> RECORDS TO USE
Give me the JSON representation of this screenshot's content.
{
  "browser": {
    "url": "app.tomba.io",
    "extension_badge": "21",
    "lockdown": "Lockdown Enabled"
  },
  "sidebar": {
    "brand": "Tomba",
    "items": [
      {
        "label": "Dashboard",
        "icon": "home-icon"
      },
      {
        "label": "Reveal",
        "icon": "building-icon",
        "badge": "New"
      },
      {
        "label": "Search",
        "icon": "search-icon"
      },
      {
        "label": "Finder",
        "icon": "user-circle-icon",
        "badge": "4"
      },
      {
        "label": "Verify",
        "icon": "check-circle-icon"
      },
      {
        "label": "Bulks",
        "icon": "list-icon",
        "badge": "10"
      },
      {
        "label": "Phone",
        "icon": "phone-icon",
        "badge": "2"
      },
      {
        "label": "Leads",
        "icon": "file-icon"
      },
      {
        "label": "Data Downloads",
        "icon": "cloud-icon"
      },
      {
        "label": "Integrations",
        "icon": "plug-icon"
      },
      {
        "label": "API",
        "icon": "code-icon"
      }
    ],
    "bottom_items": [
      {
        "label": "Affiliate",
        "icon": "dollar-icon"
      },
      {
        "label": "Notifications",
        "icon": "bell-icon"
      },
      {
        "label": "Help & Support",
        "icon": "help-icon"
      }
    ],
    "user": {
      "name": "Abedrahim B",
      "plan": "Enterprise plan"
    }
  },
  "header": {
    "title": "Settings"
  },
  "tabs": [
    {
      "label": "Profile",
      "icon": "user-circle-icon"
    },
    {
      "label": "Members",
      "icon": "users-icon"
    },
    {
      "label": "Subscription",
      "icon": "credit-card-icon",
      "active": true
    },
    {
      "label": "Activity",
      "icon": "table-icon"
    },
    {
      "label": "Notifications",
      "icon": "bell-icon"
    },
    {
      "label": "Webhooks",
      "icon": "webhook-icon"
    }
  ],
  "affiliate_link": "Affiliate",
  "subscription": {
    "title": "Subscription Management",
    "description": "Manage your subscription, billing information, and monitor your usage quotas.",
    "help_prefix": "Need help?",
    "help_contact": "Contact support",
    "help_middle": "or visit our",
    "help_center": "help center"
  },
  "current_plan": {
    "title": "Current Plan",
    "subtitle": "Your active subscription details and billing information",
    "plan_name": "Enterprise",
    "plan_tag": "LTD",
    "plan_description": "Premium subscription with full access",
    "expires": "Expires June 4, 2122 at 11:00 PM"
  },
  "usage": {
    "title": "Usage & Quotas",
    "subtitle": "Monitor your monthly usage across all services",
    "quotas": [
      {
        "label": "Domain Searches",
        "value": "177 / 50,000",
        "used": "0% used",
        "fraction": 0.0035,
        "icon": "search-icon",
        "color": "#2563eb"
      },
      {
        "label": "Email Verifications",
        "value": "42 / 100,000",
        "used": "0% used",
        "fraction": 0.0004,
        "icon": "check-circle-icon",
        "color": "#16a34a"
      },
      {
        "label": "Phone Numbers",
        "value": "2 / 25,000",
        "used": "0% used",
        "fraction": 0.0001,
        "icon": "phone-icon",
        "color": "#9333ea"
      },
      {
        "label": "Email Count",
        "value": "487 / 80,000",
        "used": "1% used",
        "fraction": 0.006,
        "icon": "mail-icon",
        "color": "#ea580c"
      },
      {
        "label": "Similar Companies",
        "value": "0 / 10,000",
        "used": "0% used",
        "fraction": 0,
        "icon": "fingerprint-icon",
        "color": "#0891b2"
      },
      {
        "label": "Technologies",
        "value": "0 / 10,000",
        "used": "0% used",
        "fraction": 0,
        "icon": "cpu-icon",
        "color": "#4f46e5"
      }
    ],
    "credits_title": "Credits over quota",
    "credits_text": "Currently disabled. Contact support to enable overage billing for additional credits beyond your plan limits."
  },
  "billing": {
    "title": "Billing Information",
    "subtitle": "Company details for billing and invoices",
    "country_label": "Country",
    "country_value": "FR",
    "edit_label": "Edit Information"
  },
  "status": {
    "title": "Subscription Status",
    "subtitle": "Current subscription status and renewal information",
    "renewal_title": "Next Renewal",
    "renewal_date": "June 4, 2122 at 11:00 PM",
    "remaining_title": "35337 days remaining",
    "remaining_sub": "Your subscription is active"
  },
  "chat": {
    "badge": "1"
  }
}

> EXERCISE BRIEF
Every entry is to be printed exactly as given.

> RESPONSE TO THIS TASK
Give me the JSON representation of this screenshot's content.
{
  "browser": {
    "url": "app.tomba.io",
    "extension_badge": "21",
    "lockdown": "Lockdown Enabled"
  },
  "sidebar": {
    "brand": "Tomba",
    "items": [
      {
        "label": "Dashboard",
        "icon": "home-icon"
      },
      {
        "label": "Reveal",
        "icon": "building-icon",
        "badge": "New"
      },
      {
        "label": "Search",
        "icon": "search-icon"
      },
      {
        "label": "Finder",
        "icon": "user-circle-icon",
        "badge": "4"
      },
      {
        "label": "Verify",
        "icon": "check-circle-icon"
      },
      {
        "label": "Bulks",
        "icon": "list-icon",
        "badge": "10"
      },
      {
        "label": "Phone",
        "icon": "phone-icon",
        "badge": "2"
      },
      {
        "label": "Leads",
        "icon": "file-icon"
      },
      {
        "label": "Data Downloads",
        "icon": "cloud-icon"
      },
      {
        "label": "Integrations",
        "icon": "plug-icon"
      },
      {
        "label": "API",
        "icon": "code-icon"
      }
    ],
    "bottom_items": [
      {
        "label": "Affiliate",
        "icon": "dollar-icon"
      },
      {
        "label": "Notifications",
        "icon": "bell-icon"
      },
      {
        "label": "Help & Support",
        "icon": "help-icon"
      }
    ],
    "user": {
      "name": "Abedrahim B",
      "plan": "Enterprise plan"
    }
  },
  "header": {
    "title": "Settings"
  },
  "tabs": [
    {
      "label": "Profile",
      "icon": "user-circle-icon"
    },
    {
      "label": "Members",
      "icon": "users-icon"
    },
    {
      "label": "Subscription",
      "icon": "credit-card-icon",
      "active": true
    },
    {
      "label": "Activity",
      "icon": "table-icon"
    },
    {
      "label": "Notifications",
      "icon": "bell-icon"
    },
    {
      "label": "Webhooks",
      "icon": "webhook-icon"
    }
  ],
  "affiliate_link": "Affiliate",
  "subscription": {
    "title": "Subscription Management",
    "description": "Manage your subscription, billing information, and monitor your usage quotas.",
    "help_prefix": "Need help?",
    "help_contact": "Contact support",
    "help_middle": "or visit our",
    "help_center": "help center"
  },
  "current_plan": {
    "title": "Current Plan",
    "subtitle": "Your active subscription details and billing information",
    "plan_name": "Enterprise",
    "plan_tag": "LTD",
    "plan_description": "Premium subscription with full access",
    "expires": "Expires June 4, 2122 at 11:00 PM"
  },
  "usage": {
    "title": "Usage & Quotas",
    "subtitle": "Monitor your monthly usage across all services",
    "quotas": [
      {
        "label": "Domain Searches",
        "value": "177 / 50,000",
        "used": "0% used",
        "fraction": 0.0035,
        "icon": "search-icon",
        "color": "#2563eb"
      },
      {
        "label": "Email Verifications",
        "value": "42 / 100,000",
        "used": "0% used",
        "fraction": 0.0004,
        "icon": "check-circle-icon",
        "color": "#16a34a"
      },
      {
        "label": "Phone Numbers",
        "value": "2 / 25,000",
        "used": "0% used",
        "fraction": 0.0001,
        "icon": "phone-icon",
        "color": "#9333ea"
      },
      {
        "label": "Email Count",
        "value": "487 / 80,000",
        "used": "1% used",
        "fraction": 0.006,
        "icon": "mail-icon",
        "color": "#ea580c"
      },
      {
        "label": "Similar Companies",
        "value": "0 / 10,000",
        "used": "0% used",
        "fraction": 0,
        "icon": "fingerprint-icon",
        "color": "#0891b2"
      },
      {
        "label": "Technologies",
        "value": "0 / 10,000",
        "used": "0% used",
        "fraction": 0,
        "icon": "cpu-icon",
        "color": "#4f46e5"
      }
    ],
    "credits_title": "Credits over quota",
    "credits_text": "Currently disabled. Contact support to enable overage billing for additional credits beyond your plan limits."
  },
  "billing": {
    "title": "Billing Information",
    "subtitle": "Company details for billing and invoices",
    "country_label": "Country",
    "country_value": "FR",
    "edit_label": "Edit Information"
  },
  "status": {
    "title": "Subscription Status",
    "subtitle": "Current subscription status and renewal information",
    "renewal_title": "Next Renewal",
    "renewal_date": "June 4, 2122 at 11:00 PM",
    "remaining_title": "35337 days remaining",
    "remaining_sub": "Your subscription is active"
  },
  "chat": {
    "badge": "1"
  }
}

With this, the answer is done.